(1993), 63 Ohio Misc. 2d 303 -- There being no indication that an intent to steal had been formed before a 13 year old girl went through the unlocked door of a friend's house and stole a pack of cigarettes, and in the interest of justice, court amends aggravated burglary complaint to charge criminal trespass and petty theft.
State v. Levingston
(1995), 106 Ohio App. 3d 433, 436 -- "Where a defendant is apprehended within a structure that he has forcibly entered, there is a reasonable inference that he did so with the intent to commit a theft offense in the absence of circumstances giving rise to a different inference." Jury was not required to accept defendant's conflicting alternate explanations. Also see
State v. Flowers
(1984), 16 Ohio App. 3d 313, 315;
State v. Perkins
(1974), 40 Ohio App. 2d 406 (defendant halfway through window).
Merger; Lesser Included Offenses
State v. Marriott
, 189 Ohio App. 3d 98,
– Defendant was convicted of identically phrased counts of aggravated burglary, and given concurrent sentences. Two people were in the house and multiple items were taken. Majority holds the offenses merged. With respect to burglary, trespass is the basis for the charge, not harm or potential harm to persons. Additional factors only determine the potential penalty.
State v. Crump
, 190 Ohio App. 3d 286,
– Since burglary requires proof the offender trespassed with the intent to commit “any criminal offense” theft is not a lesser included offense since it is only one of multiple possible predicate offenses.
State v. Adams
(1991), 74 Ohio App. 3d 140 -- Since breaking and entering is a lesser included offense of aggravated burglary, attempted breaking and entering is a lesser included offense of attempted aggravated burglary. Compare
State v. Collier
(1984), 22 Ohio App. 3d 25 -- Since the offense of breaking and entering requires proof that the structure is unoccupied, it is not a lesser included offense of burglary. (Better analysis would be that the failure to prove that a structure is occupied means that it is unoccupied.)
State v. Scruggs
(1980), 18 Ohio Ops. 3d 154 -- Criminal trespass is a lesser included offense to aggravated burglary.
State v. Murphy
(1983), 9 Ohio App. 3d 248 -- Criminal trespass is a lesser included offense to breaking and entering.

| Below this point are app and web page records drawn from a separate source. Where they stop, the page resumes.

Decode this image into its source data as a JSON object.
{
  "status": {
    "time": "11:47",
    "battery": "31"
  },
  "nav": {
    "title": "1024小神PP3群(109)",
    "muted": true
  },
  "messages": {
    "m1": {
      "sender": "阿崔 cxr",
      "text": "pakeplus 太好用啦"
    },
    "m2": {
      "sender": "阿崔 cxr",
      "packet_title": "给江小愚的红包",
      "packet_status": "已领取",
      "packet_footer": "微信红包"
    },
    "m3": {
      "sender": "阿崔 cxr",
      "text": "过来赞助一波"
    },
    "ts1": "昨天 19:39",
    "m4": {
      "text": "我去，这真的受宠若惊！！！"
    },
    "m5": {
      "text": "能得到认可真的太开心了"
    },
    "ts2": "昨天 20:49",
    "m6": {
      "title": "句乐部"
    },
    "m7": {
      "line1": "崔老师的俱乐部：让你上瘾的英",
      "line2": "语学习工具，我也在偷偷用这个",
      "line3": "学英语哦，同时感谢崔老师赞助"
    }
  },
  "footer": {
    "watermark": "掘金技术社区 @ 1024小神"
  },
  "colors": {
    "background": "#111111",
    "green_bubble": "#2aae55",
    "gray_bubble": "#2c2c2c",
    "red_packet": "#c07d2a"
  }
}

State v. Harris
(1979), 65 Ohio App. 2d 182 -- Grand theft is not a lesser included offense of burglary.
State v. Moss
(1982), 69 Ohio St. 2d 515 -- Aggravated murder and aggravated burglary do not merge for purposes of sentencing.
State v. Jackson
(1985), 21 Ohio App. 3d 157 -- Felonious assault and aggravated burglary are not allied offenses of similar import.
State v. Mitchell
(1983), 6 Ohio St. 3d 416 -- Theft and aggravated burglary are not allied offenses of similar import, therefore, separate sentences may be imposed. Also see
State v. Brown
(1981), 3 Ohio App. 3d 131;
State v. Dunihue
(1984), 20 Ohio App. 3d 210 (theft and B&E not allied offenses of similar import);
State v. Parson
(1983), 6 Ohio St. 3d 442, 446 (theft and aggravated burglary are not allied offenses of similar import but theft and aggravated robbery are).
State v. Talley
(1985), 18 Ohio St. 3d 152 -- Syllabus: "Pursuant to
, the offenses of breaking and entering, grand theft, and possessing criminal tools are not allied offenses of similar import inasmuch as these offenses have elements which do not correspond to such a degree that the commission of one will result in the commission of the other. Accordingly, inquiry into whether the crimes were committed with a separate animus as to each is unnecessary. (
State v. Mitchell
, 6 Ohio St. 3d 415, followed.)"
State v. Frazier
(1979), 58 Ohio St. 2d 253 -- Since aggravated burglary was a completed offense once the defendant had gained entry, the ensuing robbery was committed separately. Multiple sentences allowed.
State v. Carroll
(1984), 14 Ohio App. 3d 51 -- Breaking and entering of bank and safecracking charges found not to merge.
Timothy E. Pierce
Copyright © Franklin County Public Defender and Timothy E. Pierce, 2015
Contents may not be duplicated without express permission.